BAYOMBONG, Nueva Vizcaya: OceanaGold miner has introduced a green technology to backfill tunnels and gaps created in their underground mining operation, and not leave void spaces underneath.
This will assure the backfill tunnels do not harm the environment when the mining firm leaves the area and its contract with the Philippine government expires.
David Way, OceanaGold Philippines Inc. (OGPI) operations general manager, said the technology of “paste backfill” is quite new and the first of its kind in the Philippines but has been done in a few countries although not exactly similar.
He explained the green paste backfill technology will prevent ground subsidence or gradual caving in and sinking of an area of land and other issues.
“When miners extract ore from underground using the old-fashioned way, tunnels create void spaces underneath which poses the threat of ground subsidence in the future, and we don’t want it to happen in Didipio,” Way said.
“This year, we have shifted from open pit to purely underground mining and this multi-million dollar-worth paste backfill plant will take center stage,” he added.
Since 2013, OGPI has been operating the Didipio Gold and Copper Mine in the mineral-rich upland town of Kasibu in Nueva Vizcaya, which will now also utilize mine tailings or slurry from the processing plant as a material to fill gaps or voids left when ore is extracted underground.

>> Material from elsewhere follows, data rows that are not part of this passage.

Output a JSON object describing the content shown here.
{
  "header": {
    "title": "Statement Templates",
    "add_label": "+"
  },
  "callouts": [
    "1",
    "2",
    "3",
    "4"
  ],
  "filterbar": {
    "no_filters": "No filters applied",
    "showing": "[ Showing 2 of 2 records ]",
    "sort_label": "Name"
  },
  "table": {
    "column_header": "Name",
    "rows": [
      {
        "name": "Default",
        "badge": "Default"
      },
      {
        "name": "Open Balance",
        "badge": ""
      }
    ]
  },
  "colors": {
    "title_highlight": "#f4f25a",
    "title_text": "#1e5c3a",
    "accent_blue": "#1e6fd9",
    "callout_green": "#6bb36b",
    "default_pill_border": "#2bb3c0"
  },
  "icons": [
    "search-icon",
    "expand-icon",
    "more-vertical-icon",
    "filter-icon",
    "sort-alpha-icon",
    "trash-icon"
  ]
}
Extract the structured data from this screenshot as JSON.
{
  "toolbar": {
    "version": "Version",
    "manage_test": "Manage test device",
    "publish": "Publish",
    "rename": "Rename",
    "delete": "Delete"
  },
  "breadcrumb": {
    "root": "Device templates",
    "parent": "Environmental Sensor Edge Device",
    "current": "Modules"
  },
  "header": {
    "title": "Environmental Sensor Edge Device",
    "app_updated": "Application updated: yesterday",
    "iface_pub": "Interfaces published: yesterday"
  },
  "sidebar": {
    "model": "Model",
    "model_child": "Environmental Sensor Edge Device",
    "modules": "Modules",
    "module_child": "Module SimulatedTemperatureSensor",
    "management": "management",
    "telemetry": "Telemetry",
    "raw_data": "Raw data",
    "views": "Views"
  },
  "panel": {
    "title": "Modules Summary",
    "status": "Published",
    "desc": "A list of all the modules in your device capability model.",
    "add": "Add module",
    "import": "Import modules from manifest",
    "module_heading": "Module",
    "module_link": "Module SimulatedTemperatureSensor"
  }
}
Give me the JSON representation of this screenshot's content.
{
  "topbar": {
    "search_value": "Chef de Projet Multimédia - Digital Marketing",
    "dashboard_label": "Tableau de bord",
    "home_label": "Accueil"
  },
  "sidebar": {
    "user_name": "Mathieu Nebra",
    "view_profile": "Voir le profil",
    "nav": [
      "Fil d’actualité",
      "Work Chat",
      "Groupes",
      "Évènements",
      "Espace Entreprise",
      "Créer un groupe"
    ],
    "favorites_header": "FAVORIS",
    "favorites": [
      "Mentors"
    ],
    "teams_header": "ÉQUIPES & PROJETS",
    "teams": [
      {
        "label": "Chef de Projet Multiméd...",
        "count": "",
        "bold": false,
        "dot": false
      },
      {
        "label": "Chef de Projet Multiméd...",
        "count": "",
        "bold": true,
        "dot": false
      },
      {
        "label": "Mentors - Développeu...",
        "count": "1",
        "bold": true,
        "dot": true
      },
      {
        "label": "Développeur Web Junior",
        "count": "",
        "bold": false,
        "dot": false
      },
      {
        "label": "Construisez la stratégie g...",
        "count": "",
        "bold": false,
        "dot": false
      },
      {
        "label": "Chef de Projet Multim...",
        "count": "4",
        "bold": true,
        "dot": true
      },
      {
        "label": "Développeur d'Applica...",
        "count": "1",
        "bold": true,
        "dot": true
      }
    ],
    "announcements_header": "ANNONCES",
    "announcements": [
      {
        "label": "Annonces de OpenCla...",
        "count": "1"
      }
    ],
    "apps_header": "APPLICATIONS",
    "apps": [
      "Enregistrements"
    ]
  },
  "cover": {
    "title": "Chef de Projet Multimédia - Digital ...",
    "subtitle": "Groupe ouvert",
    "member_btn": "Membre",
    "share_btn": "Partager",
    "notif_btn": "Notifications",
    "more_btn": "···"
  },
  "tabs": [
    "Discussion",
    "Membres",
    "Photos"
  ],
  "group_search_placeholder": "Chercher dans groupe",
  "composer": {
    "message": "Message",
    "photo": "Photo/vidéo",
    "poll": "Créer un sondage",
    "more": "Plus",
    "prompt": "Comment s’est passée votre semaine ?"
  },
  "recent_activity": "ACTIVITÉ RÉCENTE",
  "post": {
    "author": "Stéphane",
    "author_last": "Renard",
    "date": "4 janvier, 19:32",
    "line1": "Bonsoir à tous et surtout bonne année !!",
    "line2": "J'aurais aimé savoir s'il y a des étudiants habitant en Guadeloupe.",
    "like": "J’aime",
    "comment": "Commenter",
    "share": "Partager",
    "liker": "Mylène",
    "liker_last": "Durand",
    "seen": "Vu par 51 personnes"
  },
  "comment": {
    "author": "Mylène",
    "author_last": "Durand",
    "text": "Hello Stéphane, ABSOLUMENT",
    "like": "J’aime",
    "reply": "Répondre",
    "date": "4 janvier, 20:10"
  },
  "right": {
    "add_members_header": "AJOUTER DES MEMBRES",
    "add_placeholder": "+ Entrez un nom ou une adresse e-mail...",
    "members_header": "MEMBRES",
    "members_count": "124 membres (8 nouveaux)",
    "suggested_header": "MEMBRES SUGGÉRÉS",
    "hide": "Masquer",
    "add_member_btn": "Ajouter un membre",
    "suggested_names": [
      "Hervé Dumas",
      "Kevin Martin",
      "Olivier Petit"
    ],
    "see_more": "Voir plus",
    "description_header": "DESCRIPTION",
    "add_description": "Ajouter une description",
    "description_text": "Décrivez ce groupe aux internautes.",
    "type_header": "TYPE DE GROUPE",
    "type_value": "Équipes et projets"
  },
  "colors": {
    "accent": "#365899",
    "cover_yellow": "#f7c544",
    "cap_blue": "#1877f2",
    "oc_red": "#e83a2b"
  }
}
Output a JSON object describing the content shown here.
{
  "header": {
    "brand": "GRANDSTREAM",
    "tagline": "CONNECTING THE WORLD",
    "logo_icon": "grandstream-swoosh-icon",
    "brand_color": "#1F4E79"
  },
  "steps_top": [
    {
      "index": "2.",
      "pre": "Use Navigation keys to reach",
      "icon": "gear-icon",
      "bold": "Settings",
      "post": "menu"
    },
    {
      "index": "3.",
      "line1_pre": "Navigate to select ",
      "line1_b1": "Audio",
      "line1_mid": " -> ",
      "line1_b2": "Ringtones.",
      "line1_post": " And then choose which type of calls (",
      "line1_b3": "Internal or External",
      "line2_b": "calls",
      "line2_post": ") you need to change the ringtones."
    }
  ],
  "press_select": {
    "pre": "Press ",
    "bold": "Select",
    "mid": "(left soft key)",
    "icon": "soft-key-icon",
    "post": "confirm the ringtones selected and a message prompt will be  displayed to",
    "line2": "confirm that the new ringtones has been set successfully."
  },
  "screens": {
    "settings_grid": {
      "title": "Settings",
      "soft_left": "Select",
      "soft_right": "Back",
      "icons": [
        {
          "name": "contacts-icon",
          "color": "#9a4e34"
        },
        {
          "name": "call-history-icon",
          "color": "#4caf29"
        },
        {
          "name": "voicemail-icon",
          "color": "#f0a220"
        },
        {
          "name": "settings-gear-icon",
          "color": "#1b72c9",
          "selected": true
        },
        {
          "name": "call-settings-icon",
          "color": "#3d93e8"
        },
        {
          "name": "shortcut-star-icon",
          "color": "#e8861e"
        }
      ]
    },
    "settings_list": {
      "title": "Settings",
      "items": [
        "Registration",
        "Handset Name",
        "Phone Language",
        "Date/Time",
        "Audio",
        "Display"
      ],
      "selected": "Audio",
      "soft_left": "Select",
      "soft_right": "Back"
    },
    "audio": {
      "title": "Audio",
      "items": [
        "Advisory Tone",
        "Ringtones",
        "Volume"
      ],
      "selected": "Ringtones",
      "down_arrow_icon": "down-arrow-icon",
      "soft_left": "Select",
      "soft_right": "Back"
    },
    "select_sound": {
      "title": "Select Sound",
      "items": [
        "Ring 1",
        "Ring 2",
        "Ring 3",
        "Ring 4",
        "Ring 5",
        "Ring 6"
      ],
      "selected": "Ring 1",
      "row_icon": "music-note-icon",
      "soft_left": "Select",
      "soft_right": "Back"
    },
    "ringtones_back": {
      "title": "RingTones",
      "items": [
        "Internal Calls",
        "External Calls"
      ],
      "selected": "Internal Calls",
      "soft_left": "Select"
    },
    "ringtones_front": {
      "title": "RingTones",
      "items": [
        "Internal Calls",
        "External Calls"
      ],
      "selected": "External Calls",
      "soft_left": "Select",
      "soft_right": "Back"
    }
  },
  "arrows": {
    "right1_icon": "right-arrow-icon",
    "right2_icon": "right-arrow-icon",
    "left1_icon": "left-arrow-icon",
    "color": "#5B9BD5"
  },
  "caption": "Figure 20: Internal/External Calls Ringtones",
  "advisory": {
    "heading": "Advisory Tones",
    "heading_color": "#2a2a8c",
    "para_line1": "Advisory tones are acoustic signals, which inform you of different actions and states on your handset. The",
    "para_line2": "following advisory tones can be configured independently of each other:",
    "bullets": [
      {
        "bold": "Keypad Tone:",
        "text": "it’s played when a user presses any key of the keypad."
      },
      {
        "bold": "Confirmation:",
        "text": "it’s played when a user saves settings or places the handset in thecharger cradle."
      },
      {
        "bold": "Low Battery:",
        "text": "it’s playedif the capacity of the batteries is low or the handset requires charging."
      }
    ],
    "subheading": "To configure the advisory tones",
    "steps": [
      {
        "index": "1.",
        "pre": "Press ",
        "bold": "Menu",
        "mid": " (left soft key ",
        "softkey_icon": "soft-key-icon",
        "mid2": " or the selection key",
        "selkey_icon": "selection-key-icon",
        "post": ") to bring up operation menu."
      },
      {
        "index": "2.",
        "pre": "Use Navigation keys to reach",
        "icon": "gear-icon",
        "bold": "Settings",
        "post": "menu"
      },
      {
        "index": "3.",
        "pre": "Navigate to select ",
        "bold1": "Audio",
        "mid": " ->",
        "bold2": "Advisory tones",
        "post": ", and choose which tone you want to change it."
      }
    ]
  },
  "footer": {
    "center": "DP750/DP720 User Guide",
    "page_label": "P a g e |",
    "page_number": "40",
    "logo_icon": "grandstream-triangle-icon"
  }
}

“Our filling material will be made up of sand-like ground rocks mixed with a special cement designed for the purpose and will completely harden in about 22 days after application,” Way said.
He said the plant that converts a wet slurry into a paste backfilling material is a long rolling flatbed designed to reduce the moisture content of mine tails disposed of by the gold-copper mill.
“Upon achieving the right moisture level, it will be mixed with cement and pumped back underground to fill gaps and access tunnels which are no longer in use,” Way explained.
He said the effective paste backfills will also help eliminate the problem on flooding of tunnels as this would close crevices where groundwater flows.
“Our commitment to responsible mining is consistent with this new technology which will prevent incidents of ground subsidence decades after these were closed. We are very sure that these incidents will not happen in Didipio,” Way added.